▶ **Entries provided**
________________________

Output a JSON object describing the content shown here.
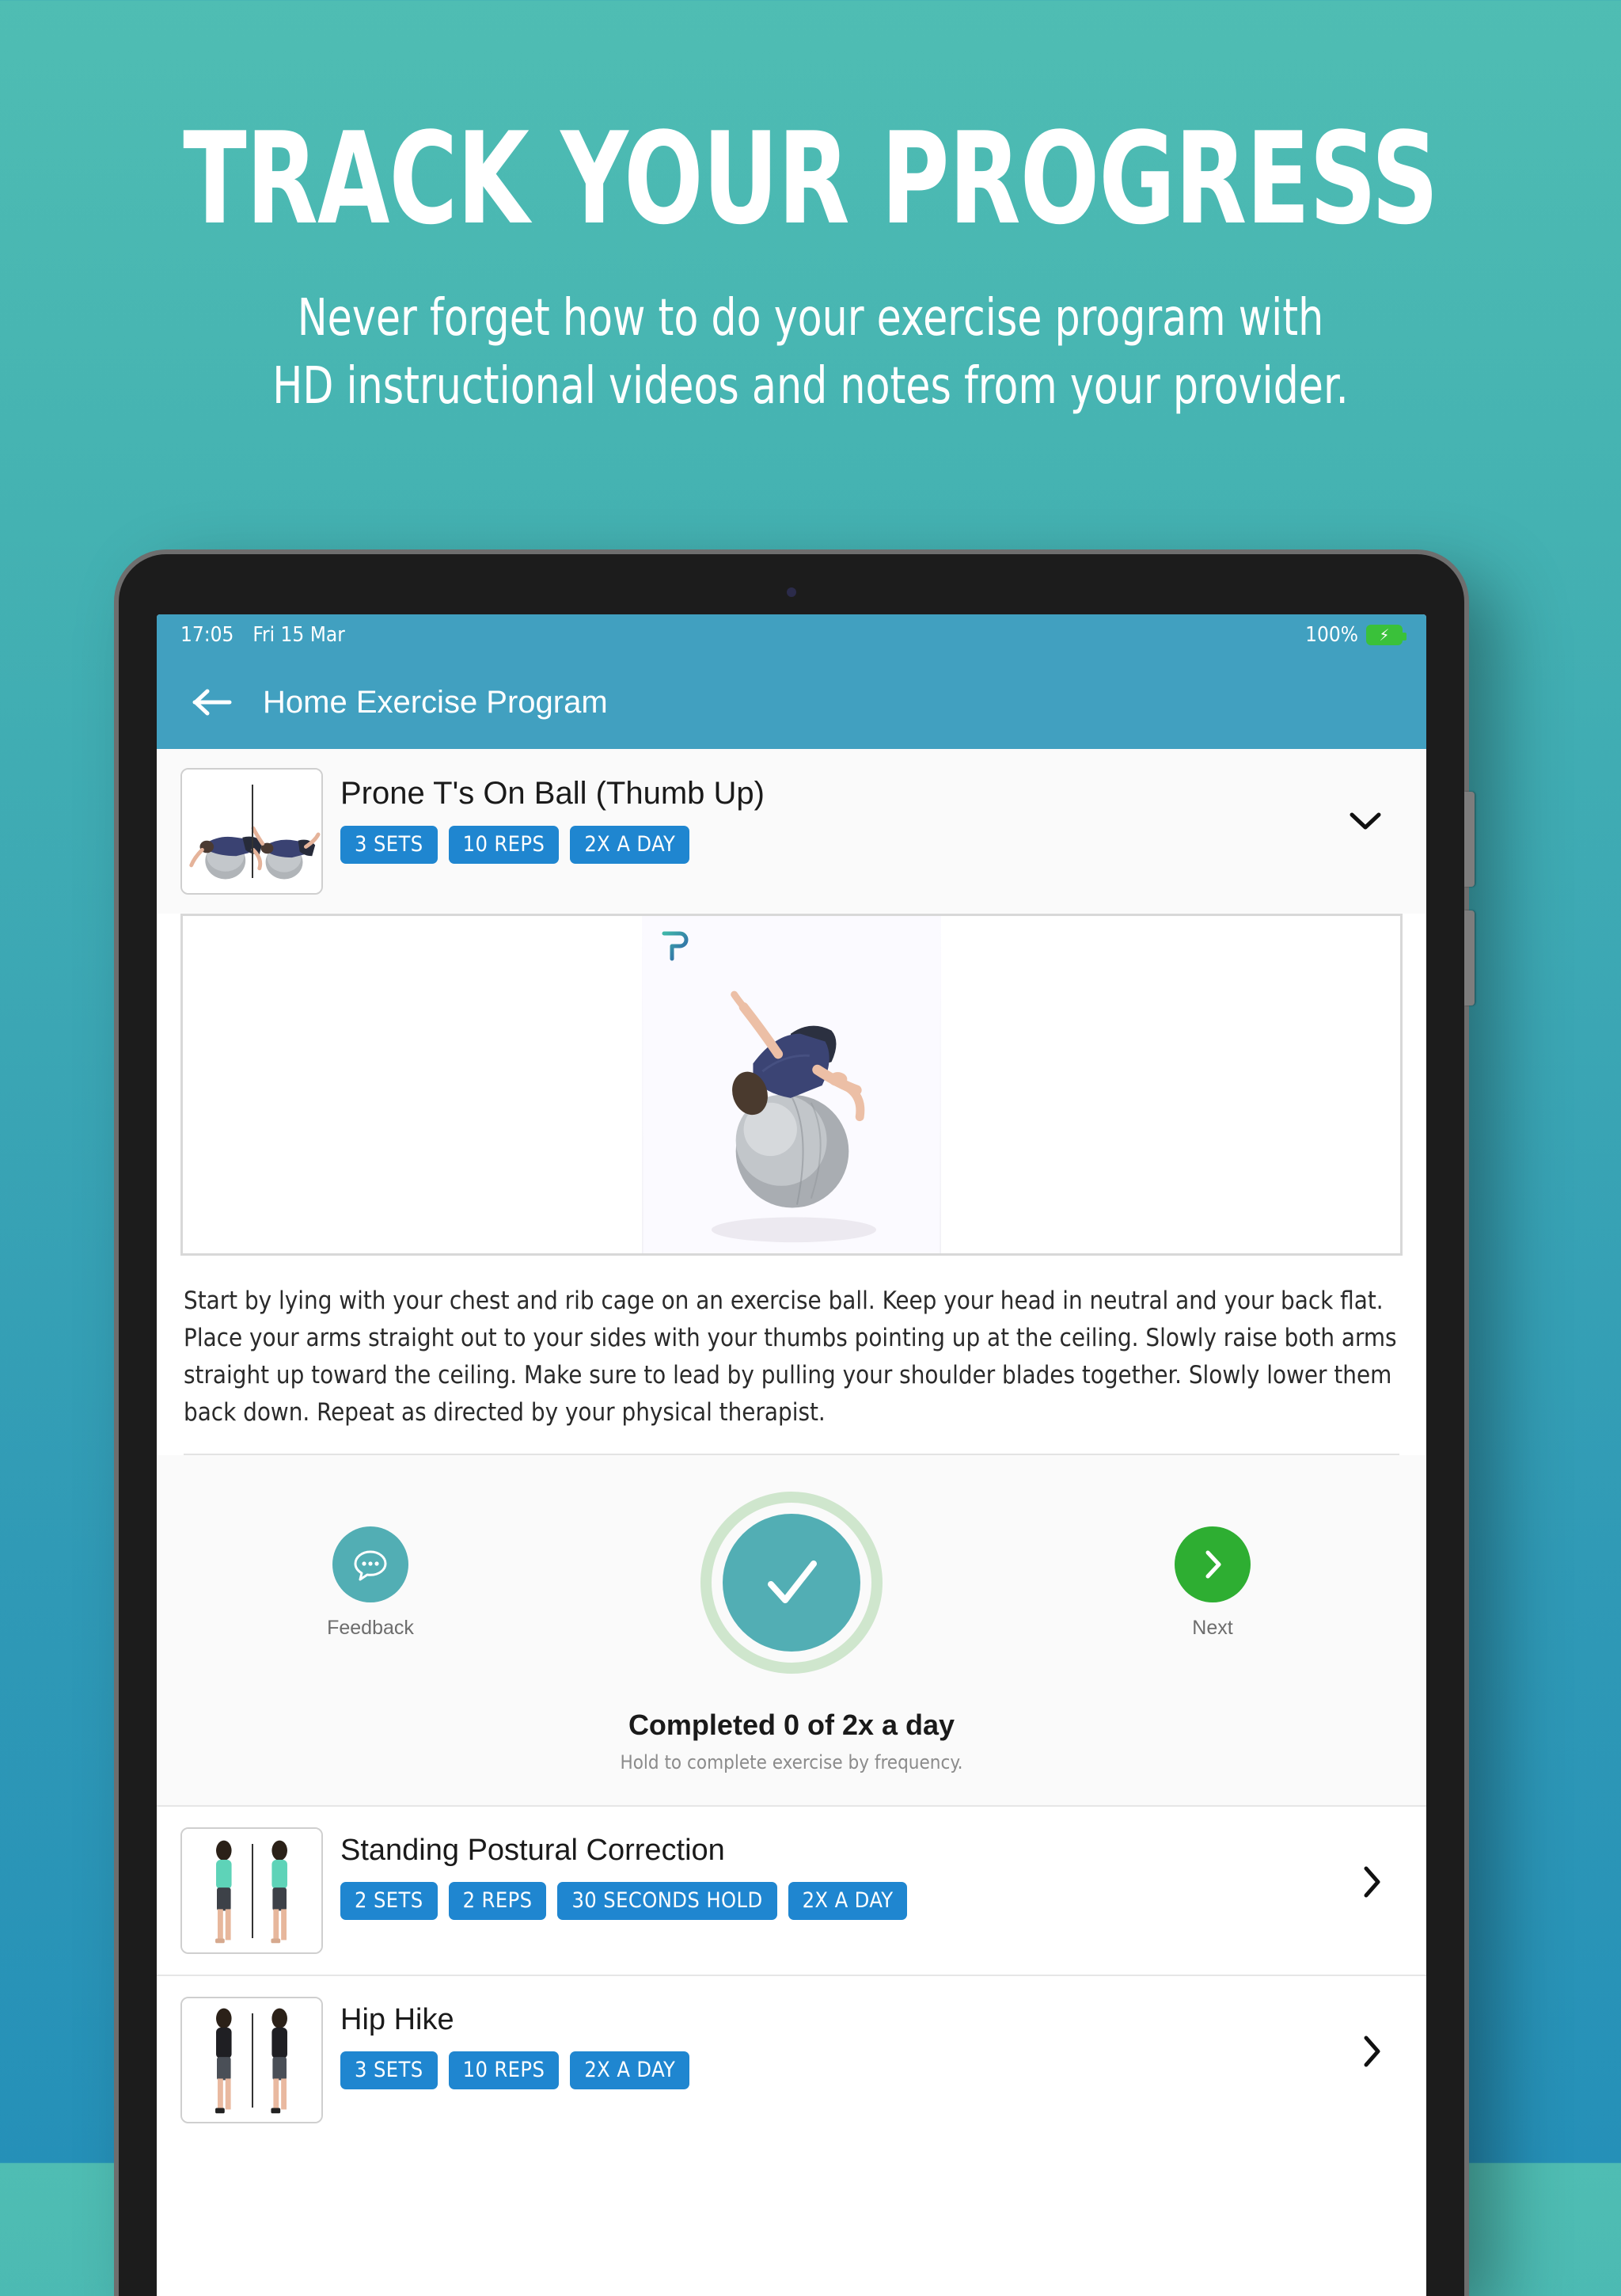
{
  "promo": {
    "title": "TRACK YOUR PROGRESS",
    "subtitle_line1": "Never forget how to do your exercise program with",
    "subtitle_line2": "HD instructional videos and notes from your provider."
  },
  "colors": {
    "bg_top": "#4FBDB3",
    "bg_bottom": "#2590B8",
    "header_blue": "#41A0C0",
    "tag_blue": "#1F86D0",
    "teal_accent": "#52AEB4",
    "next_green": "#2EAE32",
    "ring_green": "#CFE6CD"
  },
  "status_bar": {
    "time": "17:05",
    "date": "Fri 15 Mar",
    "battery_percent": "100%",
    "battery_icon": "battery-charging-icon"
  },
  "app_header": {
    "back_icon": "arrow-left-icon",
    "title": "Home Exercise Program"
  },
  "expanded_exercise": {
    "thumbnail_icon": "exercise-thumbnail-prone-t",
    "title": "Prone T's On Ball (Thumb Up)",
    "tags": [
      "3 SETS",
      "10 REPS",
      "2X A DAY"
    ],
    "collapse_icon": "chevron-down-icon",
    "video": {
      "watermark_icon": "physitrack-p-logo",
      "frame_alt": "Person lying prone on silver exercise ball with arms extended"
    },
    "description": "Start by lying with your chest and rib cage on an exercise ball. Keep your head in neutral and your back flat. Place your arms straight out to your sides with your thumbs pointing up at the ceiling. Slowly raise both arms straight up toward the ceiling. Make sure to lead by pulling your shoulder blades together. Slowly lower them back down. Repeat as directed by your physical therapist.",
    "actions": {
      "feedback_icon": "chat-bubble-dots-icon",
      "feedback_label": "Feedback",
      "complete_icon": "check-icon",
      "next_icon": "chevron-right-icon",
      "next_label": "Next",
      "completed_text": "Completed 0 of 2x a day",
      "hold_hint": "Hold to complete exercise by frequency."
    }
  },
  "exercise_list": [
    {
      "thumbnail_icon": "exercise-thumbnail-standing-postural",
      "title": "Standing Postural Correction",
      "tags": [
        "2 SETS",
        "2 REPS",
        "30 SECONDS HOLD",
        "2X A DAY"
      ],
      "expand_icon": "chevron-right-icon"
    },
    {
      "thumbnail_icon": "exercise-thumbnail-hip-hike",
      "title": "Hip Hike",
      "tags": [
        "3 SETS",
        "10 REPS",
        "2X A DAY"
      ],
      "expand_icon": "chevron-right-icon"
    }
  ]
}
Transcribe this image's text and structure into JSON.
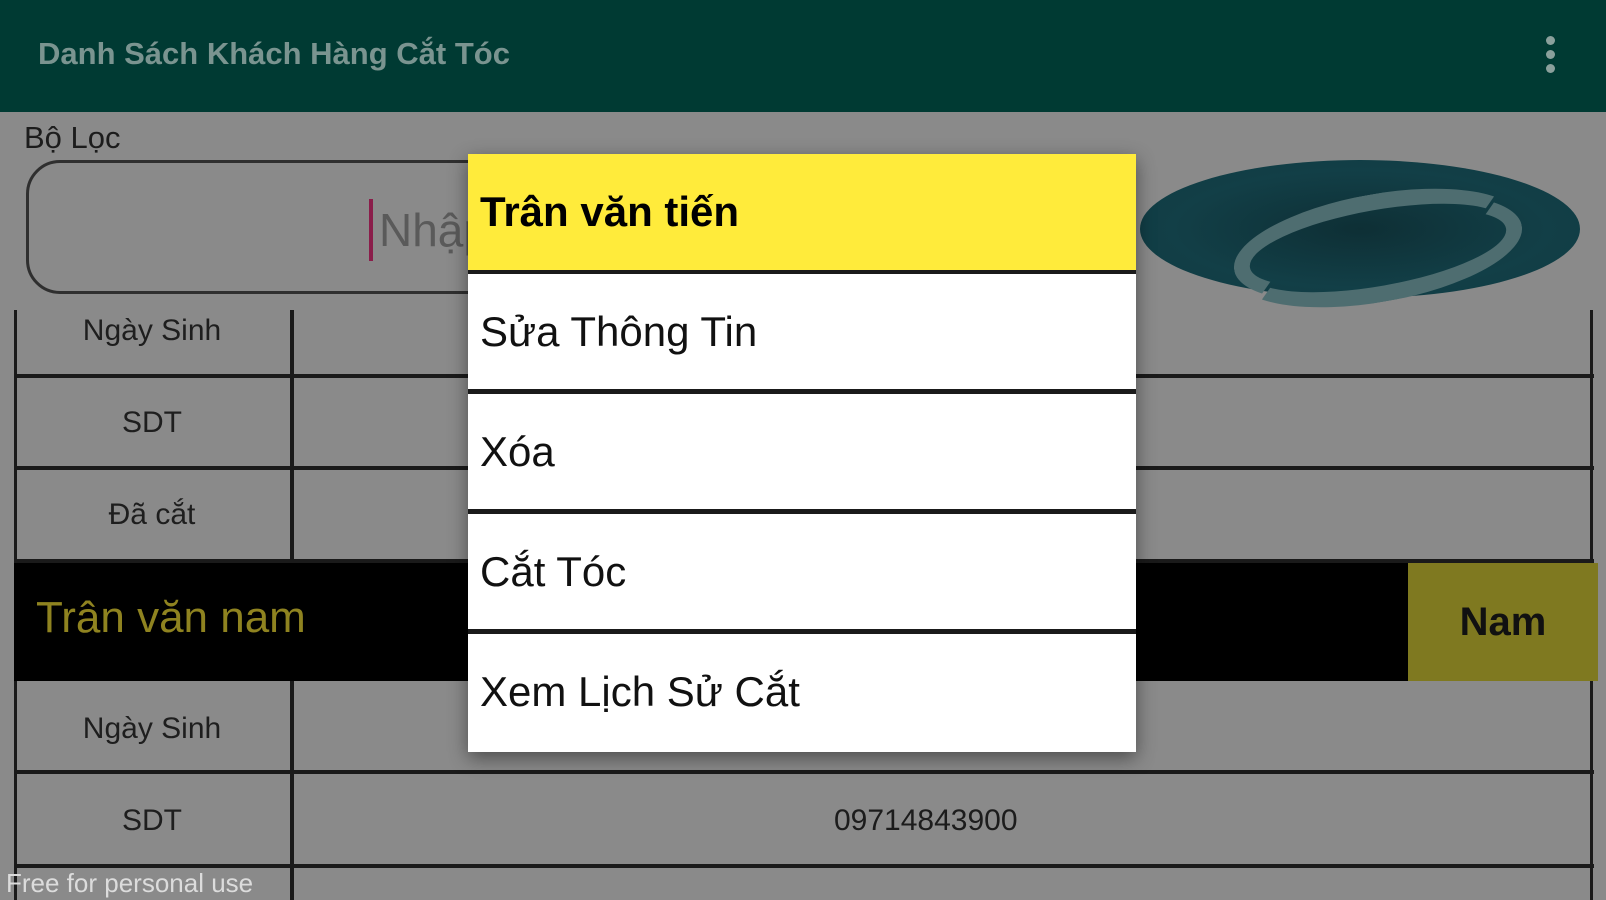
{
  "app_bar": {
    "title": "Danh Sách Khách Hàng Cắt Tóc",
    "menu_icon": "more-vert-icon"
  },
  "filter": {
    "label": "Bộ Lọc",
    "placeholder": "Nhập"
  },
  "refresh_icon": "refresh-icon",
  "records": [
    {
      "rows": [
        {
          "label": "Ngày Sinh",
          "value": ""
        },
        {
          "label": "SDT",
          "value": ""
        },
        {
          "label": "Đã cắt",
          "value": ""
        }
      ]
    },
    {
      "name": "Trân văn nam",
      "gender": "Nam",
      "rows": [
        {
          "label": "Ngày Sinh",
          "value": ""
        },
        {
          "label": "SDT",
          "value": "09714843900"
        }
      ]
    }
  ],
  "context_menu": {
    "title": "Trân văn tiến",
    "items": [
      "Sửa Thông Tin",
      "Xóa",
      "Cắt Tóc",
      "Xem Lịch Sử Cắt"
    ]
  },
  "watermark": "Free for personal use",
  "colors": {
    "app_bar": "#004d40",
    "dialog_title": "#ffeb3b",
    "name_text": "#d4c63a",
    "gender_bg": "#c8c03a"
  }
}
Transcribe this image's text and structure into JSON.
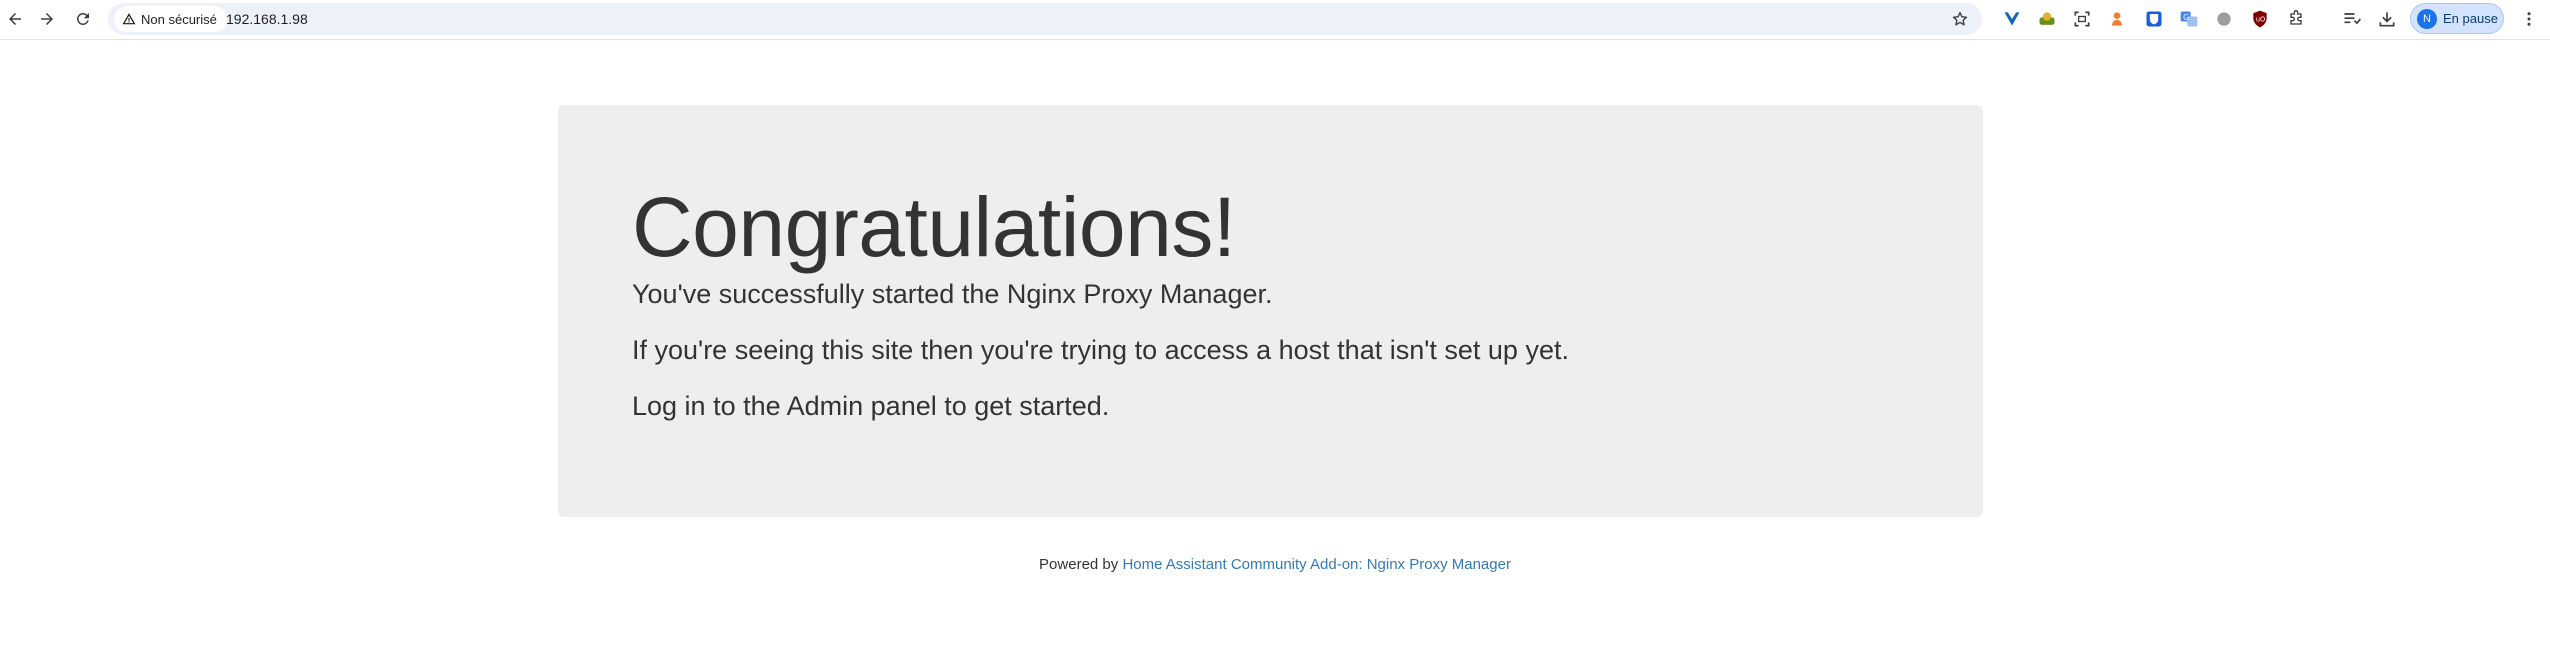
{
  "browser": {
    "security_label": "Non sécurisé",
    "url": "192.168.1.98",
    "profile_initial": "N",
    "profile_label": "En pause",
    "extensions": [
      "vue-devtools-icon",
      "ext-green-icon",
      "screenshot-icon",
      "ext-orange-icon",
      "bitwarden-icon",
      "translate-icon",
      "ext-grey-circle-icon",
      "ublock-icon",
      "extensions-puzzle-icon"
    ]
  },
  "main": {
    "heading": "Congratulations!",
    "line1": "You've successfully started the Nginx Proxy Manager.",
    "line2": "If you're seeing this site then you're trying to access a host that isn't set up yet.",
    "line3": "Log in to the Admin panel to get started."
  },
  "footer": {
    "prefix": "Powered by ",
    "link_text": "Home Assistant Community Add-on: Nginx Proxy Manager"
  },
  "colors": {
    "jumbotron_bg": "#eeeeee",
    "text": "#333333",
    "link": "#337ab7",
    "omnibox_bg": "#edf1f9",
    "profile_bg": "#d3e3fd"
  }
}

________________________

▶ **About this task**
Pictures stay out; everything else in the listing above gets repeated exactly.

▶ **Reply to the task**
Output a JSON object describing the content shown here.
{
  "promo": {
    "title": "TRACK YOUR PROGRESS",
    "subtitle_line1": "Never forget how to do your exercise program with",
    "subtitle_line2": "HD instructional videos and notes from your provider."
  },
  "colors": {
    "bg_top": "#4FBDB3",
    "bg_bottom": "#2590B8",
    "header_blue": "#41A0C0",
    "tag_blue": "#1F86D0",
    "teal_accent": "#52AEB4",
    "next_green": "#2EAE32",
    "ring_green": "#CFE6CD"
  },
  "status_bar": {
    "time": "17:05",
    "date": "Fri 15 Mar",
    "battery_percent": "100%",
    "battery_icon": "battery-charging-icon"
  },
  "app_header": {
    "back_icon": "arrow-left-icon",
    "title": "Home Exercise Program"
  },
  "expanded_exercise": {
    "thumbnail_icon": "exercise-thumbnail-prone-t",
    "title": "Prone T's On Ball (Thumb Up)",
    "tags": [
      "3 SETS",
      "10 REPS",
      "2X A DAY"
    ],
    "collapse_icon": "chevron-down-icon",
    "video": {
      "watermark_icon": "physitrack-p-logo",
      "frame_alt": "Person lying prone on silver exercise ball with arms extended"
    },
    "description": "Start by lying with your chest and rib cage on an exercise ball. Keep your head in neutral and your back flat. Place your arms straight out to your sides with your thumbs pointing up at the ceiling. Slowly raise both arms straight up toward the ceiling. Make sure to lead by pulling your shoulder blades together. Slowly lower them back down. Repeat as directed by your physical therapist.",
    "actions": {
      "feedback_icon": "chat-bubble-dots-icon",
      "feedback_label": "Feedback",
      "complete_icon": "check-icon",
      "next_icon": "chevron-right-icon",
      "next_label": "Next",
      "completed_text": "Completed 0 of 2x a day",
      "hold_hint": "Hold to complete exercise by frequency."
    }
  },
  "exercise_list": [
    {
      "thumbnail_icon": "exercise-thumbnail-standing-postural",
      "title": "Standing Postural Correction",
      "tags": [
        "2 SETS",
        "2 REPS",
        "30 SECONDS HOLD",
        "2X A DAY"
      ],
      "expand_icon": "chevron-right-icon"
    },
    {
      "thumbnail_icon": "exercise-thumbnail-hip-hike",
      "title": "Hip Hike",
      "tags": [
        "3 SETS",
        "10 REPS",
        "2X A DAY"
      ],
      "expand_icon": "chevron-right-icon"
    }
  ]
}
Transcribe this image's text and structure into JSON.
{
  "app_bar": {
    "title": "Danh Sách Khách Hàng Cắt Tóc",
    "menu_icon": "more-vert-icon"
  },
  "filter": {
    "label": "Bộ Lọc",
    "placeholder": "Nhập"
  },
  "refresh_icon": "refresh-icon",
  "records": [
    {
      "rows": [
        {
          "label": "Ngày Sinh",
          "value": ""
        },
        {
          "label": "SDT",
          "value": ""
        },
        {
          "label": "Đã cắt",
          "value": ""
        }
      ]
    },
    {
      "name": "Trân văn nam",
      "gender": "Nam",
      "rows": [
        {
          "label": "Ngày Sinh",
          "value": ""
        },
        {
          "label": "SDT",
          "value": "09714843900"
        }
      ]
    }
  ],
  "context_menu": {
    "title": "Trân văn tiến",
    "items": [
      "Sửa Thông Tin",
      "Xóa",
      "Cắt Tóc",
      "Xem Lịch Sử Cắt"
    ]
  },
  "watermark": "Free for personal use",
  "colors": {
    "app_bar": "#004d40",
    "dialog_title": "#ffeb3b",
    "name_text": "#d4c63a",
    "gender_bg": "#c8c03a"
  }
}
Transcribe this image's text and structure into JSON.
{
  "browser": {
    "security_label": "Non sécurisé",
    "url": "192.168.1.98",
    "profile_initial": "N",
    "profile_label": "En pause",
    "extensions": [
      "vue-devtools-icon",
      "ext-green-icon",
      "screenshot-icon",
      "ext-orange-icon",
      "bitwarden-icon",
      "translate-icon",
      "ext-grey-circle-icon",
      "ublock-icon",
      "extensions-puzzle-icon"
    ]
  },
  "main": {
    "heading": "Congratulations!",
    "line1": "You've successfully started the Nginx Proxy Manager.",
    "line2": "If you're seeing this site then you're trying to access a host that isn't set up yet.",
    "line3": "Log in to the Admin panel to get started."
  },
  "footer": {
    "prefix": "Powered by ",
    "link_text": "Home Assistant Community Add-on: Nginx Proxy Manager"
  },
  "colors": {
    "jumbotron_bg": "#eeeeee",
    "text": "#333333",
    "link": "#337ab7",
    "omnibox_bg": "#edf1f9",
    "profile_bg": "#d3e3fd"
  }
}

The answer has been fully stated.